Data records:
◆ ◆ ◆ ◆ ◆ ◆ ◆
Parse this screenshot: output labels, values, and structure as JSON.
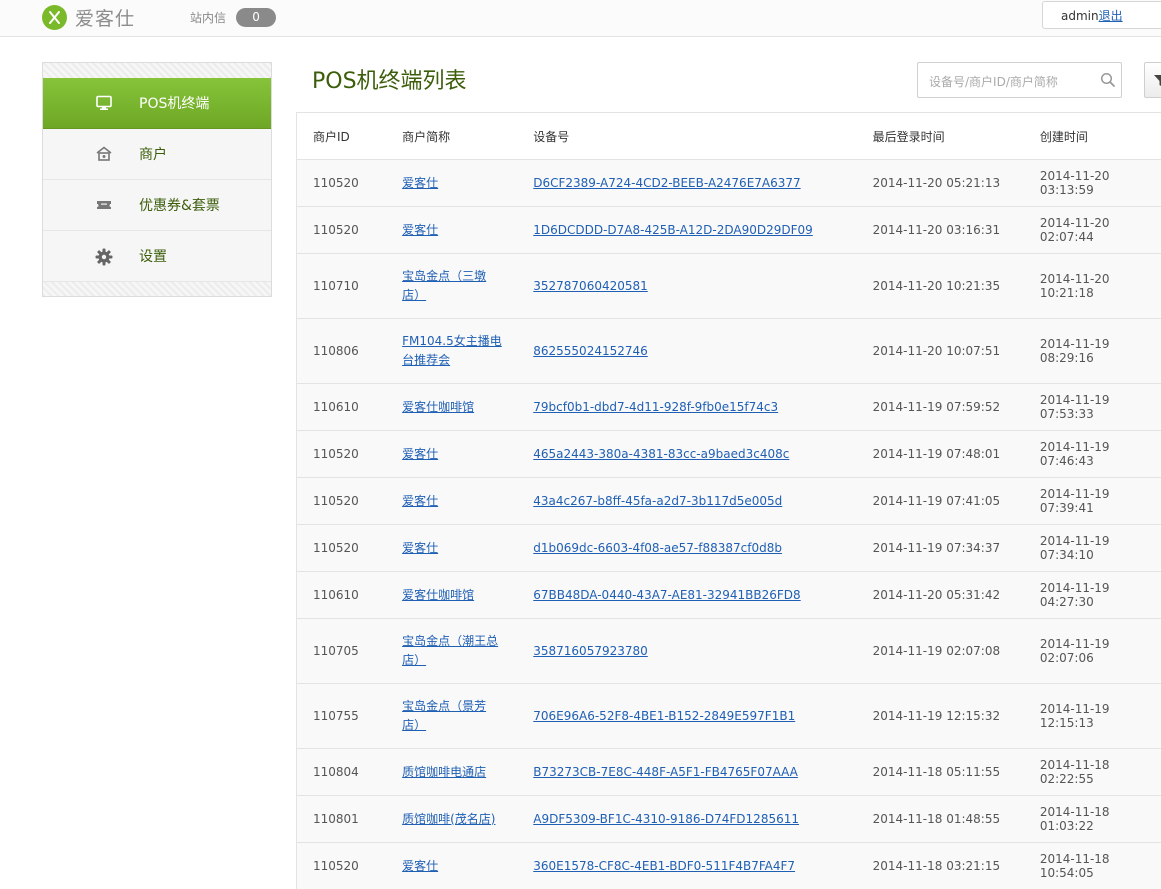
{
  "header": {
    "logo_text": "爱客仕",
    "inbox_label": "站内信",
    "inbox_count": "0",
    "username": "admin",
    "logout_label": "退出"
  },
  "sidebar": {
    "items": [
      {
        "label": "POS机终端",
        "icon": "monitor-icon",
        "active": true
      },
      {
        "label": "商户",
        "icon": "shop-icon",
        "active": false
      },
      {
        "label": "优惠券&套票",
        "icon": "coupon-icon",
        "active": false
      },
      {
        "label": "设置",
        "icon": "gear-icon",
        "active": false
      }
    ]
  },
  "main": {
    "title": "POS机终端列表",
    "search": {
      "placeholder": "设备号/商户ID/商户简称",
      "value": ""
    },
    "columns": [
      "商户ID",
      "商户简称",
      "设备号",
      "最后登录时间",
      "创建时间"
    ],
    "rows": [
      {
        "merchant_id": "110520",
        "name": "爱客仕",
        "device": "D6CF2389-A724-4CD2-BEEB-A2476E7A6377",
        "last_login": "2014-11-20 05:21:13",
        "created": "2014-11-20 03:13:59"
      },
      {
        "merchant_id": "110520",
        "name": "爱客仕",
        "device": "1D6DCDDD-D7A8-425B-A12D-2DA90D29DF09",
        "last_login": "2014-11-20 03:16:31",
        "created": "2014-11-20 02:07:44"
      },
      {
        "merchant_id": "110710",
        "name": "宝岛金点（三墩店）",
        "device": "352787060420581",
        "last_login": "2014-11-20 10:21:35",
        "created": "2014-11-20 10:21:18"
      },
      {
        "merchant_id": "110806",
        "name": "FM104.5女主播电台推荐会",
        "device": "862555024152746",
        "last_login": "2014-11-20 10:07:51",
        "created": "2014-11-19 08:29:16"
      },
      {
        "merchant_id": "110610",
        "name": "爱客仕咖啡馆",
        "device": "79bcf0b1-dbd7-4d11-928f-9fb0e15f74c3",
        "last_login": "2014-11-19 07:59:52",
        "created": "2014-11-19 07:53:33"
      },
      {
        "merchant_id": "110520",
        "name": "爱客仕",
        "device": "465a2443-380a-4381-83cc-a9baed3c408c",
        "last_login": "2014-11-19 07:48:01",
        "created": "2014-11-19 07:46:43"
      },
      {
        "merchant_id": "110520",
        "name": "爱客仕",
        "device": "43a4c267-b8ff-45fa-a2d7-3b117d5e005d",
        "last_login": "2014-11-19 07:41:05",
        "created": "2014-11-19 07:39:41"
      },
      {
        "merchant_id": "110520",
        "name": "爱客仕",
        "device": "d1b069dc-6603-4f08-ae57-f88387cf0d8b",
        "last_login": "2014-11-19 07:34:37",
        "created": "2014-11-19 07:34:10"
      },
      {
        "merchant_id": "110610",
        "name": "爱客仕咖啡馆",
        "device": "67BB48DA-0440-43A7-AE81-32941BB26FD8",
        "last_login": "2014-11-20 05:31:42",
        "created": "2014-11-19 04:27:30"
      },
      {
        "merchant_id": "110705",
        "name": "宝岛金点（潮王总店）",
        "device": "358716057923780",
        "last_login": "2014-11-19 02:07:08",
        "created": "2014-11-19 02:07:06"
      },
      {
        "merchant_id": "110755",
        "name": "宝岛金点（景芳店）",
        "device": "706E96A6-52F8-4BE1-B152-2849E597F1B1",
        "last_login": "2014-11-19 12:15:32",
        "created": "2014-11-19 12:15:13"
      },
      {
        "merchant_id": "110804",
        "name": "质馆咖啡电通店",
        "device": "B73273CB-7E8C-448F-A5F1-FB4765F07AAA",
        "last_login": "2014-11-18 05:11:55",
        "created": "2014-11-18 02:22:55"
      },
      {
        "merchant_id": "110801",
        "name": "质馆咖啡(茂名店)",
        "device": "A9DF5309-BF1C-4310-9186-D74FD1285611",
        "last_login": "2014-11-18 01:48:55",
        "created": "2014-11-18 01:03:22"
      },
      {
        "merchant_id": "110520",
        "name": "爱客仕",
        "device": "360E1578-CF8C-4EB1-BDF0-511F4B7FA4F7",
        "last_login": "2014-11-18 03:21:15",
        "created": "2014-11-18 10:54:05"
      }
    ]
  },
  "colors": {
    "brand_green": "#7ab929",
    "title_green": "#3c5e0b",
    "link_blue": "#1f5fb4"
  }
}
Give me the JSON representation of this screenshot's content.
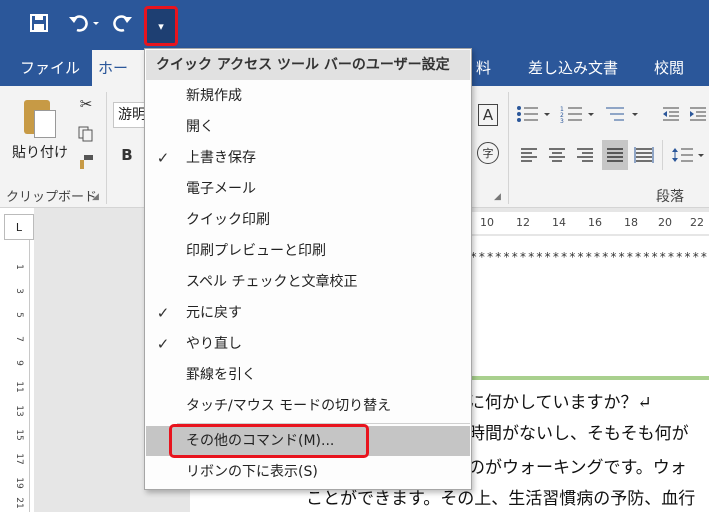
{
  "colors": {
    "title_bar": "#2b579a",
    "highlight_border": "#e8141e",
    "menu_hover": "#c5c5c5"
  },
  "qat": {
    "save_icon": "save-icon",
    "undo_icon": "undo-icon",
    "redo_icon": "redo-icon",
    "customize_icon": "customize-dropdown-icon",
    "customize_glyph": "▾"
  },
  "tabs": [
    {
      "label": "ファイル"
    },
    {
      "label": "ホーム"
    },
    {
      "label": "料"
    },
    {
      "label": "差し込み文書"
    },
    {
      "label": "校閲"
    }
  ],
  "ribbon": {
    "paste_label": "貼り付け",
    "clipboard_group_label": "クリップボード",
    "font_box_value": "游明",
    "bold_label": "B",
    "paragraph_group_label": "段落",
    "text_box_glyph": "A",
    "phonetic_glyph": "字"
  },
  "ruler": {
    "corner_glyph": "L",
    "h_ticks": [
      "10",
      "12",
      "14",
      "16",
      "18",
      "20",
      "22"
    ],
    "v_numbers": [
      "1",
      "3",
      "5",
      "7",
      "9",
      "11",
      "13",
      "15",
      "17",
      "19",
      "21"
    ]
  },
  "document": {
    "stars": "****************************************",
    "lines": [
      "に何かしていますか？↵",
      "時間がないし、そもそも何が",
      "のがウォーキングです。ウォ",
      "ことができます。その上、生活習慣病の予防、血行"
    ]
  },
  "menu": {
    "header": "クイック アクセス ツール バーのユーザー設定",
    "items": [
      {
        "label": "新規作成",
        "checked": ""
      },
      {
        "label": "開く",
        "checked": ""
      },
      {
        "label": "上書き保存",
        "checked": "✓"
      },
      {
        "label": "電子メール",
        "checked": ""
      },
      {
        "label": "クイック印刷",
        "checked": ""
      },
      {
        "label": "印刷プレビューと印刷",
        "checked": ""
      },
      {
        "label": "スペル チェックと文章校正",
        "checked": ""
      },
      {
        "label": "元に戻す",
        "checked": "✓"
      },
      {
        "label": "やり直し",
        "checked": "✓"
      },
      {
        "label": "罫線を引く",
        "checked": ""
      },
      {
        "label": "タッチ/マウス モードの切り替え",
        "checked": ""
      },
      {
        "label": "その他のコマンド(M)...",
        "checked": ""
      },
      {
        "label": "リボンの下に表示(S)",
        "checked": ""
      }
    ]
  }
}
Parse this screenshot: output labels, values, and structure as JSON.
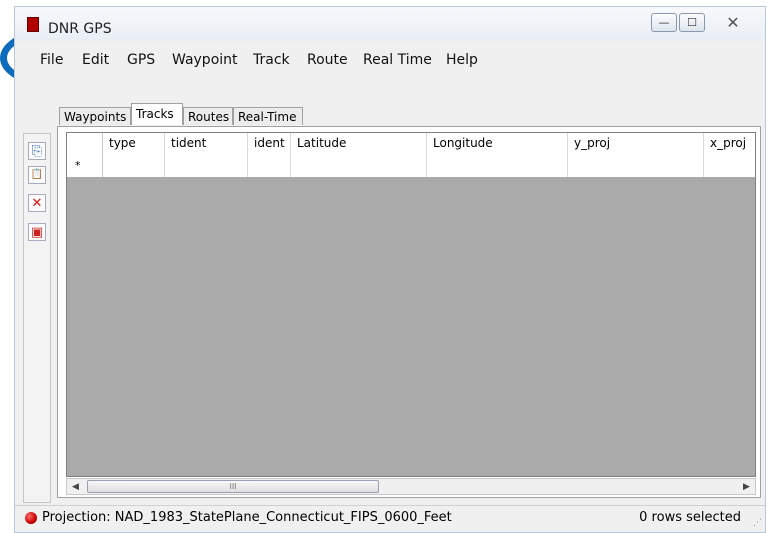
{
  "window": {
    "title": "DNR GPS",
    "controls": {
      "minimize": "—",
      "maximize": "☐",
      "close": "✕"
    }
  },
  "menu": [
    "File",
    "Edit",
    "GPS",
    "Waypoint",
    "Track",
    "Route",
    "Real Time",
    "Help"
  ],
  "tabs": [
    {
      "label": "Waypoints",
      "active": false
    },
    {
      "label": "Tracks",
      "active": true
    },
    {
      "label": "Routes",
      "active": false
    },
    {
      "label": "Real-Time",
      "active": false
    }
  ],
  "toolbar": [
    {
      "icon": "copy-icon",
      "glyph": "⎘"
    },
    {
      "icon": "paste-icon",
      "glyph": "📋"
    },
    {
      "icon": "delete-icon",
      "glyph": "✕"
    },
    {
      "icon": "delete-all-icon",
      "glyph": "▣"
    }
  ],
  "grid": {
    "columns": [
      "type",
      "tident",
      "ident",
      "Latitude",
      "Longitude",
      "y_proj",
      "x_proj"
    ],
    "new_row_marker": "*"
  },
  "scrollbar": {
    "left": "◀",
    "right": "▶",
    "thumb_grip": "III"
  },
  "status": {
    "projection": "Projection: NAD_1983_StatePlane_Connecticut_FIPS_0600_Feet",
    "rows_selected": "0 rows selected",
    "grip": "⋰"
  },
  "colors": {
    "grid_background": "#aaaaaa",
    "highlight_circle": "#0d6bbd",
    "status_dot": "#cc0000"
  }
}
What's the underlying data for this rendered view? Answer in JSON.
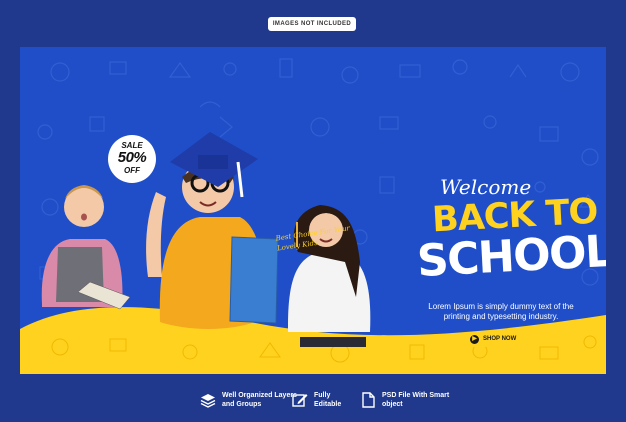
{
  "top_badge": "IMAGES NOT INCLUDED",
  "sale": {
    "line1": "SALE",
    "line2": "50%",
    "line3": "OFF"
  },
  "tagline": "Best Choice For Your Lovely Kids",
  "welcome": "Welcome",
  "title_line1": "BACK TO",
  "title_line2": "SCHOOL",
  "description": "Lorem Ipsum is simply dummy text of the printing and typesetting industry.",
  "shop_button": "SHOP NOW",
  "features": [
    {
      "icon": "layers-icon",
      "label": "Well Organized Layers and Groups"
    },
    {
      "icon": "edit-icon",
      "label": "Fully Editable"
    },
    {
      "icon": "file-icon",
      "label": "PSD File With Smart object"
    }
  ],
  "colors": {
    "background": "#20398c",
    "banner": "#1f4ec8",
    "accent": "#ffd21f"
  }
}
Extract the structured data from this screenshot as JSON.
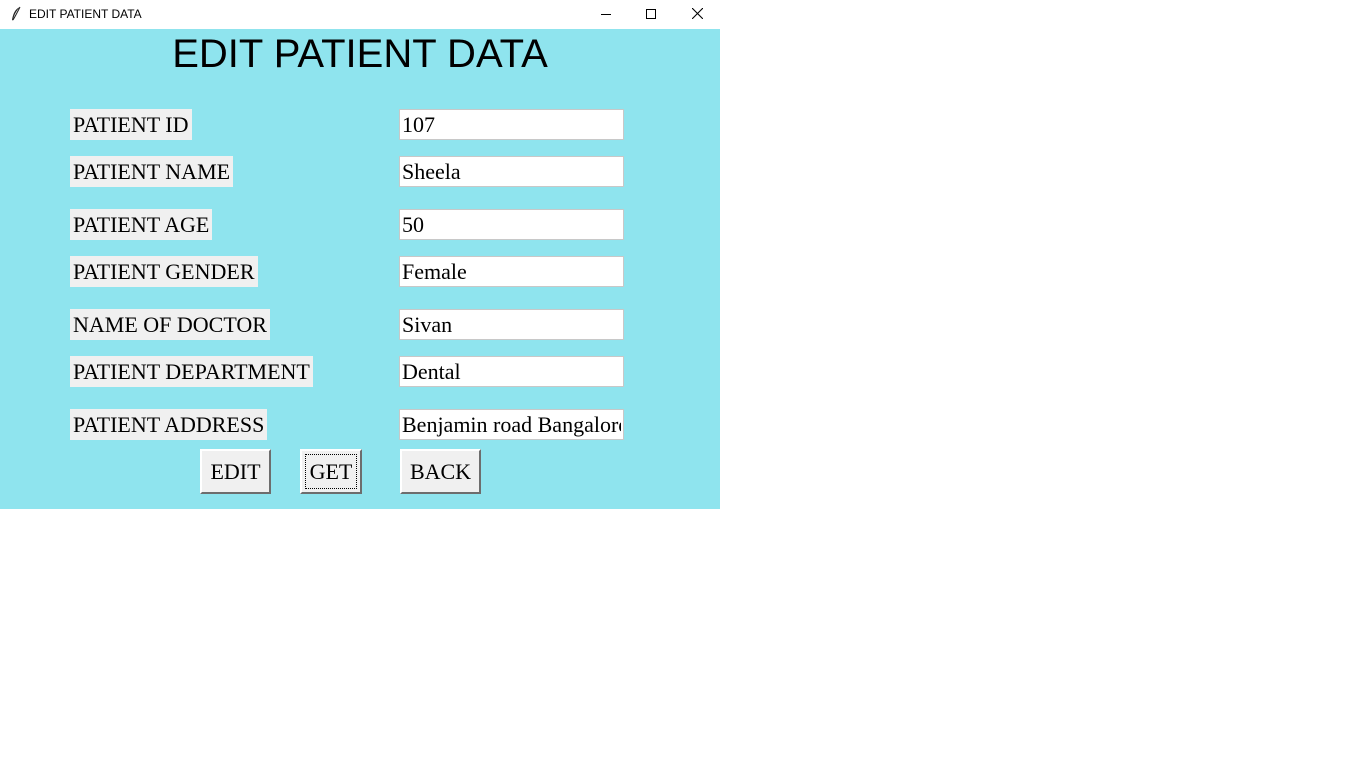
{
  "window": {
    "title": "EDIT PATIENT DATA",
    "controls": {
      "minimize_icon": "minimize-icon",
      "maximize_icon": "maximize-icon",
      "close_icon": "close-icon"
    }
  },
  "form": {
    "heading": "EDIT PATIENT DATA",
    "background_color": "#8fe4ee",
    "fields": [
      {
        "label": "PATIENT ID",
        "value": "107"
      },
      {
        "label": "PATIENT NAME",
        "value": "Sheela"
      },
      {
        "label": "PATIENT AGE",
        "value": "50"
      },
      {
        "label": "PATIENT GENDER",
        "value": "Female"
      },
      {
        "label": "NAME OF DOCTOR",
        "value": "Sivan"
      },
      {
        "label": "PATIENT DEPARTMENT",
        "value": "Dental"
      },
      {
        "label": "PATIENT ADDRESS",
        "value": "Benjamin road Bangalore"
      }
    ],
    "buttons": {
      "edit": "EDIT",
      "get": "GET",
      "back": "BACK"
    }
  }
}
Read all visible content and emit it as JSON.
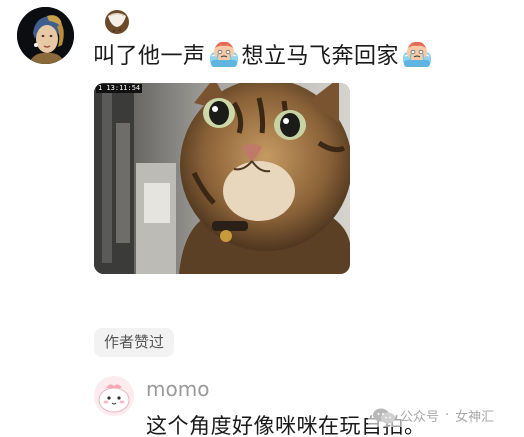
{
  "comment": {
    "part1": "叫了他一声",
    "emoji1": "cry-emoji",
    "part2": " 想立马飞奔回家",
    "emoji2": "cry-emoji"
  },
  "photo": {
    "stamp": "1 13:11:54"
  },
  "author_liked": {
    "label": "作者赞过"
  },
  "reply": {
    "name": "momo",
    "text": "这个角度好像咪咪在玩自拍。"
  },
  "watermark": {
    "account_type": "公众号",
    "separator": "·",
    "account_name": "女神汇"
  },
  "icons": {
    "badge": "coconut-icon",
    "emoji": "crying-face-icon",
    "watermark_logo": "wechat-logo-icon"
  },
  "colors": {
    "text": "#1a1a1a",
    "muted": "#9a9a9a",
    "chip_bg": "#f2f2f2"
  }
}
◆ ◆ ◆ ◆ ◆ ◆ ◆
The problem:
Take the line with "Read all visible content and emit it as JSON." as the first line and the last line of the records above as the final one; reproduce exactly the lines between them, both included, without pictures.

Written response:
Read all visible content and emit it as JSON.
{
  "comment": {
    "part1": "叫了他一声",
    "emoji1": "cry-emoji",
    "part2": " 想立马飞奔回家",
    "emoji2": "cry-emoji"
  },
  "photo": {
    "stamp": "1 13:11:54"
  },
  "author_liked": {
    "label": "作者赞过"
  },
  "reply": {
    "name": "momo",
    "text": "这个角度好像咪咪在玩自拍。"
  },
  "watermark": {
    "account_type": "公众号",
    "separator": "·",
    "account_name": "女神汇"
  },
  "icons": {
    "badge": "coconut-icon",
    "emoji": "crying-face-icon",
    "watermark_logo": "wechat-logo-icon"
  },
  "colors": {
    "text": "#1a1a1a",
    "muted": "#9a9a9a",
    "chip_bg": "#f2f2f2"
  }
}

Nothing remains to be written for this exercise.